**Activity**
Below are records. Copy every line with "description" in it.

┌──

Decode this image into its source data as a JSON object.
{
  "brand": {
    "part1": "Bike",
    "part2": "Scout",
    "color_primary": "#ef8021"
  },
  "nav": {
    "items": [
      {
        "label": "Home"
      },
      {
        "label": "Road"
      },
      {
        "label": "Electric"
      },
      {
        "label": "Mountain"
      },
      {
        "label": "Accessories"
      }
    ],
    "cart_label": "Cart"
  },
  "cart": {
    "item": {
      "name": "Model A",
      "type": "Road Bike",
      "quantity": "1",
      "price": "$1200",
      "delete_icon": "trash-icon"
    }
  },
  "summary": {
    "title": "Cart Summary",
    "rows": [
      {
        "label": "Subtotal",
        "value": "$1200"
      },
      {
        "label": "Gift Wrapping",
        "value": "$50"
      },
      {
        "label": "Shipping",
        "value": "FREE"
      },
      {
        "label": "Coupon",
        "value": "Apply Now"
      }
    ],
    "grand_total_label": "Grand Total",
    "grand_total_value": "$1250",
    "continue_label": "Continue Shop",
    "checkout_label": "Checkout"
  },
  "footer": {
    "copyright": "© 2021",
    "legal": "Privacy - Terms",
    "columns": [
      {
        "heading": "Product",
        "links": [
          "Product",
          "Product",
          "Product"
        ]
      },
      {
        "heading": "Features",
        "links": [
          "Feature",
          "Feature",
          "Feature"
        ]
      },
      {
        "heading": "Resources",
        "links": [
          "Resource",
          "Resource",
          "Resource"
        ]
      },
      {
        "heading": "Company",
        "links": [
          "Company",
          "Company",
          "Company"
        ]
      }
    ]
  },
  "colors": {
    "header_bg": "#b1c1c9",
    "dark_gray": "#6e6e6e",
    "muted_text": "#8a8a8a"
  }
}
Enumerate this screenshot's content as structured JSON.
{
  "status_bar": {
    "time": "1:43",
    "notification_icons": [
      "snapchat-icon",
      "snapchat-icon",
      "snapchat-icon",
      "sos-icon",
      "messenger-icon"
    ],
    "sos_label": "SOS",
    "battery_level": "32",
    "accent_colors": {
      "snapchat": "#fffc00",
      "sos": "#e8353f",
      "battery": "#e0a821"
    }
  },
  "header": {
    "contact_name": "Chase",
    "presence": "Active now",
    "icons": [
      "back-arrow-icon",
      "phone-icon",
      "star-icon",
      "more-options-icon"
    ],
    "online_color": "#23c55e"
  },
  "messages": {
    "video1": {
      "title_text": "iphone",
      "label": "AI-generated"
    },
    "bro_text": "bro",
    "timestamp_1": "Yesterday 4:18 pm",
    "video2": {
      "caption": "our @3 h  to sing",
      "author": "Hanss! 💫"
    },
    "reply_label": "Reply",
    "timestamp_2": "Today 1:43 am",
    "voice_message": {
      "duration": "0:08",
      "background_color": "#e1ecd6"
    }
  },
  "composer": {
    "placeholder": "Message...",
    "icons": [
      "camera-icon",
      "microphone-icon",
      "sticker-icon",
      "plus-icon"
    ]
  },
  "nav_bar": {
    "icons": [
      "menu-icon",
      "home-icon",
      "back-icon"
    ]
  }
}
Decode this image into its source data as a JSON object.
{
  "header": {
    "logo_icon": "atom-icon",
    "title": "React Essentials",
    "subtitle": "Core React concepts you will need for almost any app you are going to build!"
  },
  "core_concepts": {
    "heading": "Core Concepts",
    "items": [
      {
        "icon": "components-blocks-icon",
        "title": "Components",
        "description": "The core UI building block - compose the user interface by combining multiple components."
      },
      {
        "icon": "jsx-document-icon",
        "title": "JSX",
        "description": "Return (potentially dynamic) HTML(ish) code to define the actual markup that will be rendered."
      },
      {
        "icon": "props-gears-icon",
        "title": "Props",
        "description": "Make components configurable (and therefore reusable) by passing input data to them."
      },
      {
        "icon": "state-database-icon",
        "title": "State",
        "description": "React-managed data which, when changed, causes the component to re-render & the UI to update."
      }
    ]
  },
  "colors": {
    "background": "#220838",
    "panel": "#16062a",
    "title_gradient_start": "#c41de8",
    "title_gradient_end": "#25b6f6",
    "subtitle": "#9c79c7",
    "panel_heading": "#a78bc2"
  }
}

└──

**Written solution**
        "description": "The core UI building block - compose the user interface by combining multiple components."
        "description": "Return (potentially dynamic) HTML(ish) code to define the actual markup that will be rendered."
        "description": "Make components configurable (and therefore reusable) by passing input data to them."
        "description": "React-managed data which, when changed, causes the component to re-render & the UI to update."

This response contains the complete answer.